══ Supplied data

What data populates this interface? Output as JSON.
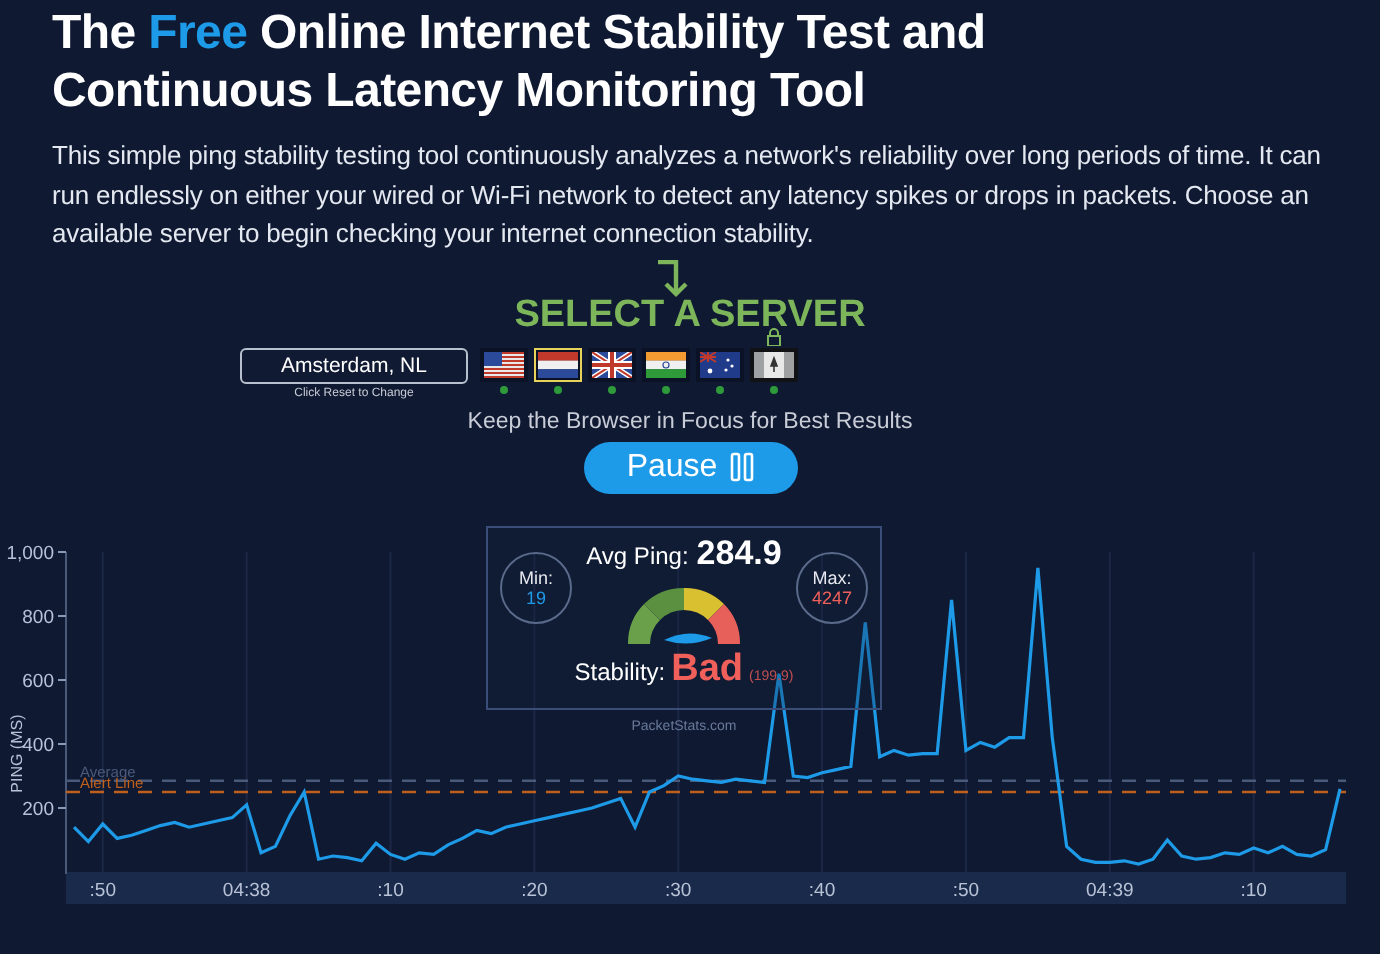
{
  "title": {
    "before": "The",
    "highlight": "Free",
    "after": "Online Internet Stability Test and Continuous Latency Monitoring Tool"
  },
  "intro": "This simple ping stability testing tool continuously analyzes a network's reliability over long periods of time. It can run endlessly on either your wired or Wi-Fi network to detect any latency spikes or drops in packets. Choose an available server to begin checking your internet connection stability.",
  "server_picker": {
    "heading": "SELECT A SERVER",
    "value": "Amsterdam, NL",
    "hint": "Click Reset to Change",
    "servers": [
      {
        "kind": "us",
        "selected": false,
        "locked": false
      },
      {
        "kind": "nl",
        "selected": true,
        "locked": false
      },
      {
        "kind": "uk",
        "selected": false,
        "locked": false
      },
      {
        "kind": "in",
        "selected": false,
        "locked": false
      },
      {
        "kind": "au",
        "selected": false,
        "locked": false
      },
      {
        "kind": "ca",
        "selected": false,
        "locked": true
      }
    ]
  },
  "focus_note": "Keep the Browser in Focus for Best Results",
  "pause_button": "Pause",
  "stats": {
    "min_label": "Min:",
    "min": "19",
    "avg_label": "Avg Ping:",
    "avg": "284.9",
    "max_label": "Max:",
    "max": "4247",
    "stability_label": "Stability:",
    "stability": "Bad",
    "stability_score": "(199.9)",
    "credit": "PacketStats.com"
  },
  "chart_data": {
    "type": "line",
    "ylabel": "PING (MS)",
    "ylim": [
      0,
      1000
    ],
    "yticks": [
      {
        "value": 200,
        "label": "200"
      },
      {
        "value": 400,
        "label": "400"
      },
      {
        "value": 600,
        "label": "600"
      },
      {
        "value": 800,
        "label": "800"
      },
      {
        "value": 1000,
        "label": "1,000"
      }
    ],
    "categories": [
      null,
      null,
      ":50",
      null,
      null,
      null,
      null,
      null,
      null,
      null,
      null,
      null,
      "04:38",
      null,
      null,
      null,
      null,
      null,
      null,
      null,
      null,
      null,
      ":10",
      null,
      null,
      null,
      null,
      null,
      null,
      null,
      null,
      null,
      ":20",
      null,
      null,
      null,
      null,
      null,
      null,
      null,
      null,
      null,
      ":30",
      null,
      null,
      null,
      null,
      null,
      null,
      null,
      null,
      null,
      ":40",
      null,
      null,
      null,
      null,
      null,
      null,
      null,
      null,
      null,
      ":50",
      null,
      null,
      null,
      null,
      null,
      null,
      null,
      null,
      null,
      "04:39",
      null,
      null,
      null,
      null,
      null,
      null,
      null,
      null,
      null,
      ":10",
      null,
      null,
      null,
      null,
      null,
      null
    ],
    "series": [
      {
        "color": "#1e9be8",
        "values": [
          140,
          95,
          150,
          105,
          115,
          130,
          145,
          155,
          140,
          150,
          160,
          170,
          210,
          60,
          80,
          175,
          250,
          40,
          50,
          45,
          35,
          90,
          55,
          40,
          60,
          55,
          85,
          105,
          130,
          120,
          140,
          150,
          160,
          170,
          180,
          190,
          200,
          215,
          230,
          140,
          250,
          270,
          300,
          290,
          285,
          280,
          290,
          285,
          280,
          620,
          300,
          295,
          310,
          320,
          330,
          780,
          360,
          380,
          365,
          370,
          370,
          850,
          380,
          405,
          390,
          420,
          420,
          950,
          420,
          80,
          40,
          30,
          30,
          35,
          25,
          40,
          100,
          50,
          40,
          45,
          60,
          55,
          75,
          60,
          80,
          55,
          50,
          70,
          260
        ]
      }
    ],
    "grid": true,
    "ref_lines": [
      {
        "axis": "y",
        "value": 285,
        "label": "Average"
      },
      {
        "axis": "y",
        "value": 250,
        "label": "Alert Line"
      }
    ]
  }
}
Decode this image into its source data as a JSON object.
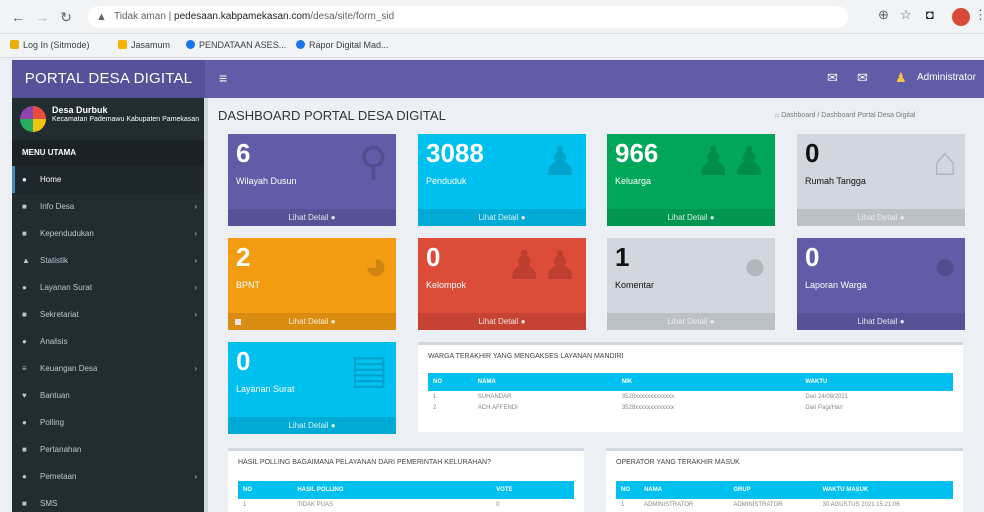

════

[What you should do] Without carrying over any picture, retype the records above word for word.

[Solution]
What data populates this interface? Output as JSON.
{
  "title": {
    "before": "The",
    "highlight": "Free",
    "after": "Online Internet Stability Test and Continuous Latency Monitoring Tool"
  },
  "intro": "This simple ping stability testing tool continuously analyzes a network's reliability over long periods of time. It can run endlessly on either your wired or Wi-Fi network to detect any latency spikes or drops in packets. Choose an available server to begin checking your internet connection stability.",
  "server_picker": {
    "heading": "SELECT A SERVER",
    "value": "Amsterdam, NL",
    "hint": "Click Reset to Change",
    "servers": [
      {
        "kind": "us",
        "selected": false,
        "locked": false
      },
      {
        "kind": "nl",
        "selected": true,
        "locked": false
      },
      {
        "kind": "uk",
        "selected": false,
        "locked": false
      },
      {
        "kind": "in",
        "selected": false,
        "locked": false
      },
      {
        "kind": "au",
        "selected": false,
        "locked": false
      },
      {
        "kind": "ca",
        "selected": false,
        "locked": true
      }
    ]
  },
  "focus_note": "Keep the Browser in Focus for Best Results",
  "pause_button": "Pause",
  "stats": {
    "min_label": "Min:",
    "min": "19",
    "avg_label": "Avg Ping:",
    "avg": "284.9",
    "max_label": "Max:",
    "max": "4247",
    "stability_label": "Stability:",
    "stability": "Bad",
    "stability_score": "(199.9)",
    "credit": "PacketStats.com"
  },
  "chart_data": {
    "type": "line",
    "ylabel": "PING (MS)",
    "ylim": [
      0,
      1000
    ],
    "yticks": [
      {
        "value": 200,
        "label": "200"
      },
      {
        "value": 400,
        "label": "400"
      },
      {
        "value": 600,
        "label": "600"
      },
      {
        "value": 800,
        "label": "800"
      },
      {
        "value": 1000,
        "label": "1,000"
      }
    ],
    "categories": [
      null,
      null,
      ":50",
      null,
      null,
      null,
      null,
      null,
      null,
      null,
      null,
      null,
      "04:38",
      null,
      null,
      null,
      null,
      null,
      null,
      null,
      null,
      null,
      ":10",
      null,
      null,
      null,
      null,
      null,
      null,
      null,
      null,
      null,
      ":20",
      null,
      null,
      null,
      null,
      null,
      null,
      null,
      null,
      null,
      ":30",
      null,
      null,
      null,
      null,
      null,
      null,
      null,
      null,
      null,
      ":40",
      null,
      null,
      null,
      null,
      null,
      null,
      null,
      null,
      null,
      ":50",
      null,
      null,
      null,
      null,
      null,
      null,
      null,
      null,
      null,
      "04:39",
      null,
      null,
      null,
      null,
      null,
      null,
      null,
      null,
      null,
      ":10",
      null,
      null,
      null,
      null,
      null,
      null
    ],
    "series": [
      {
        "color": "#1e9be8",
        "values": [
          140,
          95,
          150,
          105,
          115,
          130,
          145,
          155,
          140,
          150,
          160,
          170,
          210,
          60,
          80,
          175,
          250,
          40,
          50,
          45,
          35,
          90,
          55,
          40,
          60,
          55,
          85,
          105,
          130,
          120,
          140,
          150,
          160,
          170,
          180,
          190,
          200,
          215,
          230,
          140,
          250,
          270,
          300,
          290,
          285,
          280,
          290,
          285,
          280,
          620,
          300,
          295,
          310,
          320,
          330,
          780,
          360,
          380,
          365,
          370,
          370,
          850,
          380,
          405,
          390,
          420,
          420,
          950,
          420,
          80,
          40,
          30,
          30,
          35,
          25,
          40,
          100,
          50,
          40,
          45,
          60,
          55,
          75,
          60,
          80,
          55,
          50,
          70,
          260
        ]
      }
    ],
    "grid": true,
    "ref_lines": [
      {
        "axis": "y",
        "value": 285,
        "label": "Average"
      },
      {
        "axis": "y",
        "value": 250,
        "label": "Alert Line"
      }
    ]
  }
}
Decode this image into its source data as a JSON object.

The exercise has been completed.